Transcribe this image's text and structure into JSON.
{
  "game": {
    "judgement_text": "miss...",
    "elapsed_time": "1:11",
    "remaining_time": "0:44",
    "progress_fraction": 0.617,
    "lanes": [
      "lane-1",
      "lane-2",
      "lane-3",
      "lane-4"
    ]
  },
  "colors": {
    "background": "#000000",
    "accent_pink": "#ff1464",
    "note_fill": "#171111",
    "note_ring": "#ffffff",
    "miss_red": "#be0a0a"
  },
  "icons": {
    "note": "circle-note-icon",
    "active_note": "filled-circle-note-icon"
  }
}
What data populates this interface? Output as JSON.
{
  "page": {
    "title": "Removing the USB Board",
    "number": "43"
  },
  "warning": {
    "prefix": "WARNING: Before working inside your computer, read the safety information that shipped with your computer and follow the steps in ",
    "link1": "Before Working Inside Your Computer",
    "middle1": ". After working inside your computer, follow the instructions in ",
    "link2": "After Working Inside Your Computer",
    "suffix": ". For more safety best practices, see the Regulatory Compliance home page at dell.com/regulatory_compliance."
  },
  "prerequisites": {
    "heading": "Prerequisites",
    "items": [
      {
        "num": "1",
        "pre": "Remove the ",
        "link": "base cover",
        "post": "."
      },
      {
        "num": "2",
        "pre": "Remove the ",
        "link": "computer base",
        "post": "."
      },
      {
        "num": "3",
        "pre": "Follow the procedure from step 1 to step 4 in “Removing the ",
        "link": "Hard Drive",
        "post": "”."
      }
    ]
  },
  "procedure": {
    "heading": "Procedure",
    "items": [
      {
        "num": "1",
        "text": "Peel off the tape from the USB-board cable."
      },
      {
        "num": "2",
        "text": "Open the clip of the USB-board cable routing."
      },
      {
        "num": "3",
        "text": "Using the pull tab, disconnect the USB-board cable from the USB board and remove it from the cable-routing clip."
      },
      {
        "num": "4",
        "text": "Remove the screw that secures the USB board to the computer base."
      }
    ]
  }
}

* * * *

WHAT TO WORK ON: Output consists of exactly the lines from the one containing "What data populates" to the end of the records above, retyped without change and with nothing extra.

ANSWER AREA:
What data populates this interface? Output as JSON.
{
  "page": {
    "title": "Removing the USB Board",
    "number": "43"
  },
  "warning": {
    "prefix": "WARNING: Before working inside your computer, read the safety information that shipped with your computer and follow the steps in ",
    "link1": "Before Working Inside Your Computer",
    "middle1": ". After working inside your computer, follow the instructions in ",
    "link2": "After Working Inside Your Computer",
    "suffix": ". For more safety best practices, see the Regulatory Compliance home page at dell.com/regulatory_compliance."
  },
  "prerequisites": {
    "heading": "Prerequisites",
    "items": [
      {
        "num": "1",
        "pre": "Remove the ",
        "link": "base cover",
        "post": "."
      },
      {
        "num": "2",
        "pre": "Remove the ",
        "link": "computer base",
        "post": "."
      },
      {
        "num": "3",
        "pre": "Follow the procedure from step 1 to step 4 in “Removing the ",
        "link": "Hard Drive",
        "post": "”."
      }
    ]
  },
  "procedure": {
    "heading": "Procedure",
    "items": [
      {
        "num": "1",
        "text": "Peel off the tape from the USB-board cable."
      },
      {
        "num": "2",
        "text": "Open the clip of the USB-board cable routing."
      },
      {
        "num": "3",
        "text": "Using the pull tab, disconnect the USB-board cable from the USB board and remove it from the cable-routing clip."
      },
      {
        "num": "4",
        "text": "Remove the screw that secures the USB board to the computer base."
      }
    ]
  }
}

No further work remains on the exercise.